I can remember before I owned an iPhone, instagram was the one app that I longed for most. And I'm pretty sure it was the first app I downloaded. The most popular question I get asked now is how did I get so many followers on Instagram. Well I'm here today to try and answer this question the best I can. As well as offer some free advice. First things first, a little history. I didn't just start taking photos on my iPhone. I've been shooting off and on since 2000 when I got my first Canon Rebel SLR. I've never taken a photography class. I spent a lot of time, and rolls of film, learning from my mistakes. All my early photographs are black and whites of buildings and shadows. I didn't know it at the time but I was training my eye to see light and composition. The two basic essentials to any great photograph.

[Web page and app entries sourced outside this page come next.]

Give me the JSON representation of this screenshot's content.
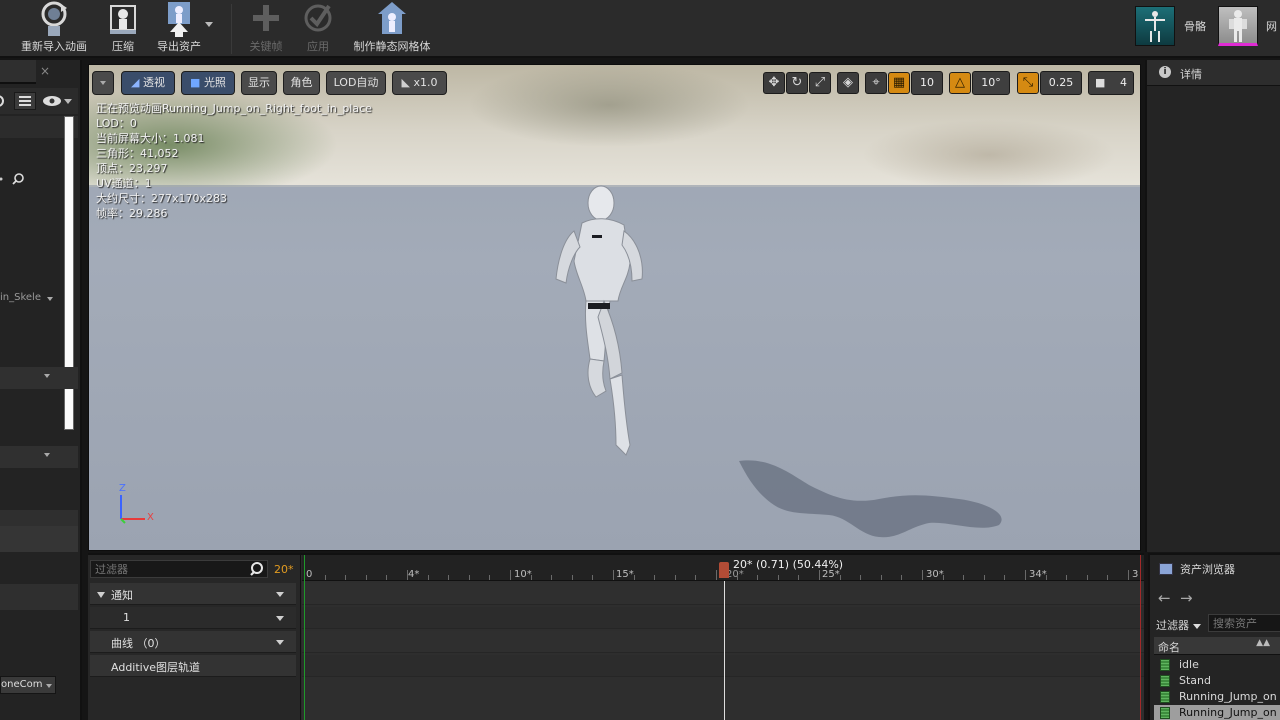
{
  "toolbar": {
    "reimport_label": "重新导入动画",
    "compress_label": "压缩",
    "export_label": "导出资产",
    "key_label": "关键帧",
    "apply_label": "应用",
    "make_static_mesh_label": "制作静态网格体",
    "skeleton_label": "骨骼",
    "mesh_label": "网"
  },
  "left_panel": {
    "skeleton_combo": "in_Skele",
    "bone_combo": "oneCom"
  },
  "viewport": {
    "perspective_label": "透视",
    "lighting_label": "光照",
    "show_label": "显示",
    "character_label": "角色",
    "lod_label": "LOD自动",
    "speed_label": "x1.0",
    "grid_snap_value": "10",
    "angle_snap_value": "10°",
    "scale_snap_value": "0.25",
    "camera_speed_value": "4",
    "info": {
      "preview": "正在预览动画Running_Jump_on_Right_foot_in_place",
      "lod": "LOD：0",
      "screen_size": "当前屏幕大小：1.081",
      "triangles": "三角形：41,052",
      "vertices": "顶点：23,297",
      "uv_channels": "UV通道：1",
      "approx_size": "大约尺寸：277x170x283",
      "frame_rate": "帧率：29.286"
    },
    "gizmo_z": "Z",
    "gizmo_x": "X"
  },
  "details": {
    "tab_label": "详情"
  },
  "sequence": {
    "filter_placeholder": "过滤器",
    "current_frame": "20*",
    "tracks": [
      {
        "label": "通知"
      },
      {
        "label": "1"
      },
      {
        "label": "曲线 （0）"
      },
      {
        "label": "Additive图层轨道"
      }
    ],
    "ruler_labels": [
      "0",
      "4*",
      "10*",
      "15*",
      "20*",
      "25*",
      "30*",
      "34*",
      "3"
    ],
    "playhead_label": "20* (0.71) (50.44%)"
  },
  "asset_browser": {
    "tab_label": "资产浏览器",
    "back_icon": "←",
    "forward_icon": "→",
    "filter_label": "过滤器",
    "search_placeholder": "搜索资产",
    "column_name": "命名",
    "assets": [
      {
        "name": "idle"
      },
      {
        "name": "Stand"
      },
      {
        "name": "Running_Jump_on"
      },
      {
        "name": "Running_Jump_on"
      }
    ]
  }
}
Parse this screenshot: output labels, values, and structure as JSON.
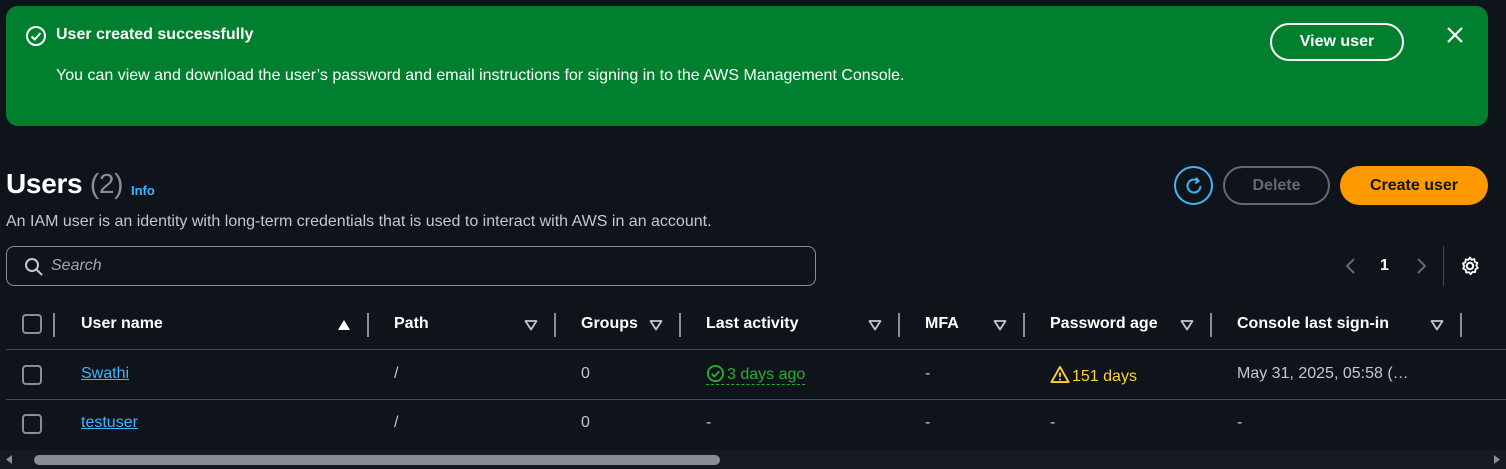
{
  "flash": {
    "title": "User created successfully",
    "message": "You can view and download the user’s password and email instructions for signing in to the AWS Management Console.",
    "action_label": "View user"
  },
  "header": {
    "title": "Users",
    "count": "(2)",
    "info_label": "Info",
    "description": "An IAM user is an identity with long-term credentials that is used to interact with AWS in an account."
  },
  "actions": {
    "delete_label": "Delete",
    "create_label": "Create user"
  },
  "search": {
    "placeholder": "Search",
    "value": ""
  },
  "pagination": {
    "current_page": "1"
  },
  "table": {
    "columns": [
      {
        "label": "User name",
        "sort": "ascending"
      },
      {
        "label": "Path",
        "sort": "none"
      },
      {
        "label": "Groups",
        "sort": "none"
      },
      {
        "label": "Last activity",
        "sort": "none"
      },
      {
        "label": "MFA",
        "sort": "none"
      },
      {
        "label": "Password age",
        "sort": "none"
      },
      {
        "label": "Console last sign-in",
        "sort": "none"
      }
    ],
    "rows": [
      {
        "user_name": "Swathi",
        "path": "/",
        "groups": "0",
        "last_activity": "3 days ago",
        "mfa": "-",
        "password_age": "151 days",
        "console_last_signin": "May 31, 2025, 05:58 (…"
      },
      {
        "user_name": "testuser",
        "path": "/",
        "groups": "0",
        "last_activity": "-",
        "mfa": "-",
        "password_age": "-",
        "console_last_signin": "-"
      }
    ]
  },
  "colors": {
    "success_banner": "#00802f",
    "primary_button": "#ff9900",
    "link": "#42b4ff",
    "activity_ok": "#29ad32",
    "warning": "#fbd332",
    "background": "#0f141a"
  },
  "icons": {
    "flash_status": "check-circle-icon",
    "flash_close": "close-icon",
    "refresh": "refresh-icon",
    "search": "search-icon",
    "prev": "chevron-left-icon",
    "next": "chevron-right-icon",
    "settings": "gear-icon",
    "sort_asc": "caret-up-icon",
    "sort_none": "caret-down-icon",
    "activity": "check-circle-icon",
    "warning": "warning-icon"
  }
}
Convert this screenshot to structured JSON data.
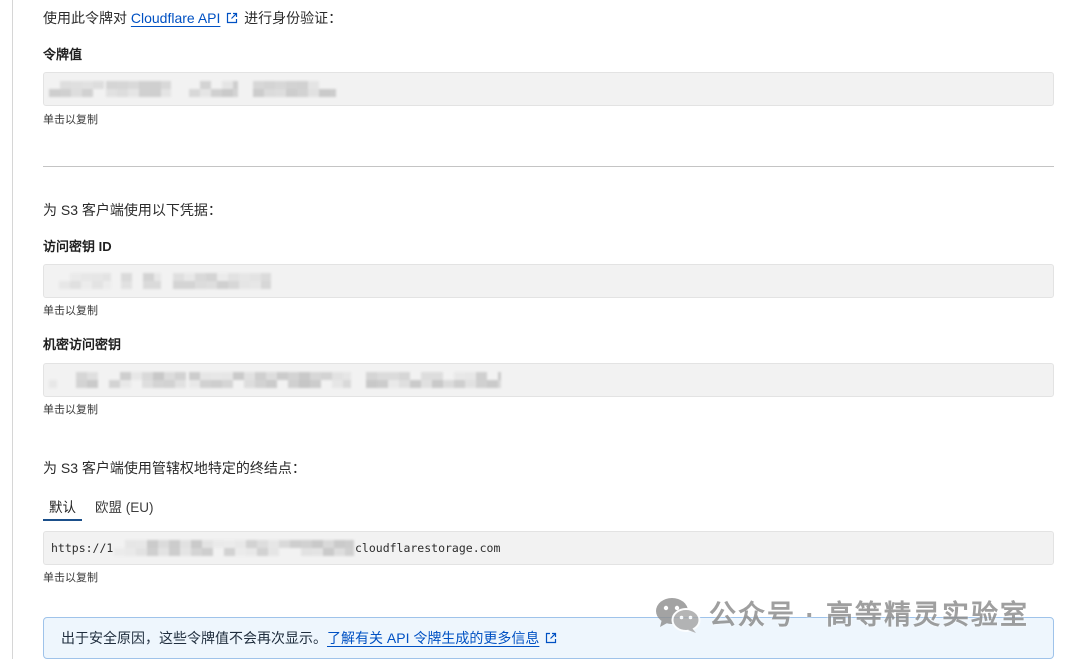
{
  "api_token": {
    "intro_prefix": "使用此令牌对",
    "intro_link": "Cloudflare API",
    "intro_suffix": "进行身份验证：",
    "label": "令牌值",
    "copy_hint": "单击以复制"
  },
  "s3_credentials": {
    "intro": "为 S3 客户端使用以下凭据：",
    "access_key_label": "访问密钥 ID",
    "access_key_copy_hint": "单击以复制",
    "secret_key_label": "机密访问密钥",
    "secret_key_copy_hint": "单击以复制"
  },
  "endpoints": {
    "intro": "为 S3 客户端使用管辖权地特定的终结点：",
    "tabs": [
      {
        "label": "默认",
        "active": true
      },
      {
        "label": "欧盟 (EU)",
        "active": false
      }
    ],
    "url_prefix": "https://1",
    "url_suffix": "cloudflarestorage.com",
    "copy_hint": "单击以复制"
  },
  "notice": {
    "text": "出于安全原因，这些令牌值不会再次显示。",
    "link": "了解有关 API 令牌生成的更多信息"
  },
  "watermark": {
    "text": "公众号 · 高等精灵实验室"
  },
  "icons": {
    "external_link": "external-link-icon",
    "watermark_logo": "wechat-icon"
  },
  "colors": {
    "link": "#0051c3",
    "text": "#313131",
    "field_background": "#f2f2f2",
    "notice_background": "#eef6fd",
    "notice_border": "#9fc3ea",
    "active_tab_underline": "#1b4f8a"
  }
}
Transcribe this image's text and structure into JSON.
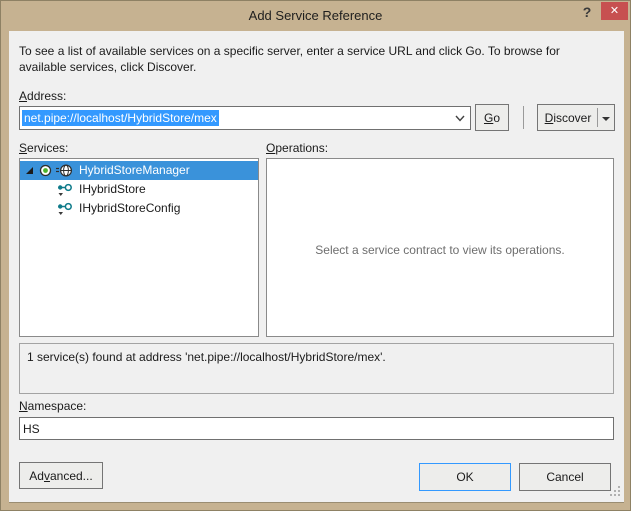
{
  "window": {
    "title": "Add Service Reference",
    "help": "?",
    "close": "✕"
  },
  "intro": "To see a list of available services on a specific server, enter a service URL and click Go. To browse for available services, click Discover.",
  "address": {
    "label": {
      "key": "A",
      "rest": "ddress:"
    },
    "value": "net.pipe://localhost/HybridStore/mex",
    "go": {
      "key": "G",
      "rest": "o"
    },
    "discover": {
      "key": "D",
      "rest": "iscover"
    }
  },
  "services": {
    "label": {
      "key": "S",
      "rest": "ervices:"
    },
    "items": [
      {
        "label": "HybridStoreManager",
        "type": "service",
        "selected": true,
        "expanded": true
      },
      {
        "label": "IHybridStore",
        "type": "contract"
      },
      {
        "label": "IHybridStoreConfig",
        "type": "contract"
      }
    ]
  },
  "operations": {
    "label": {
      "key": "O",
      "rest": "perations:"
    },
    "placeholder": "Select a service contract to view its operations."
  },
  "status": "1 service(s) found at address 'net.pipe://localhost/HybridStore/mex'.",
  "namespace": {
    "label": {
      "key": "N",
      "rest": "amespace:"
    },
    "value": "HS"
  },
  "footer": {
    "advanced": {
      "pre": "Ad",
      "key": "v",
      "post": "anced..."
    },
    "ok": "OK",
    "cancel": "Cancel"
  },
  "colors": {
    "titlebar": "#c6b291",
    "close_button": "#c75050",
    "text_selection": "#3399ff",
    "tree_selection": "#3a92da",
    "ok_border": "#3399ff",
    "client_bg": "#f0f0f0"
  }
}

I remember the first time I held my Lomo-LCA. The cold metal was heavy and solid in my hands. I knew I could take it anywhere with me. This must have been 2002. I had just discovered the world of "shooting from the hip" and fell in love with the whole philosophy of "shoot now, look later". It totally opened up my mind to what I thought photography was, or more importantly what it wasn't. It was also at this time I was introduced to cross-processing and the holga. Both of which are now popular filters on our favorite photo apps. I wonder how many people really know the history of the filters we use?
Shooting with a digital camera was something I long resisted. I was such a purist back then, and still am today in certain ways. For example, I don't use any app to shoot on my iPhone other than the default camera app. But that's besides the point. The point is, back then I valued the process of putting film in a camera and waiting to see the results once I got the roll developed. But eventually technology overpowered me and I turned digital.
The thing I love most about digital photography is the choice to keep or delete your photos at the push of a button. It's also the thing I hate most. I think anyone who wants to learn photography should start on film before digital. Understanding the basics principles of aperture and shutter speed sink in deeper when shooting film. Not only that but you learn to appreciate a beautiful photo when you see one that doesn't have a million photoshop effects applied to it.
That pretty much brings us up to the present time. I've been shooting with my iPhone now over the past year. I tried to keep a healthy balance of my DSLR and my iPhone, but my iPhone constantly won out. So now that's pretty much my camera of choice. It doesn't matter how many megapixels you have, it's how you use them. Shooting on the iPhone (specifically for instagram) requires much more than just pointing and "clicking" though. Here's some things I've learned about what makes a great photo on instagram:
1. Lighting. Pretty basic, but pretty profound. Learning to use the built-in censor on the iPhone has been a bit frustrating but at the same time I appreciate it. It makes the difference between a boring shot and a dramatic shot.
2. Composition. Another basic principle of photography, but one that should not be overlooked on the iPhone. If you don't understand the rule of thirds, you should. Only after you know the rules can you break them.
3. Quantity. I take a lot of photographs on my phone. I take an average of 10-15 shots of the same picture when I want to post something. That way when I get home I have options to choose from and find the best photo in the bunch.
4. Quality. Sometimes even after shooting a ton of photos I don't have any that I like. And that's okay. I don't post everything I shoot. Sometimes it's more about what you don't post than what you do. It's a hard lesson to learn, but one of great value. Remember, you don't have to share everything all the time.
5. Simple. The less you have going on the better. Some people call this minimalism, but I call it having a focal point. Without it you lose peoples interest.
This is by no means an exhaustive list on how to take better pictures, or how to get more followers on instagram. I can only share with you what I've learned from my experience. I hope it's helpful. I hope you continue to learn on your own and push yourself to do better. There is no secret to success, just a lot of hard work.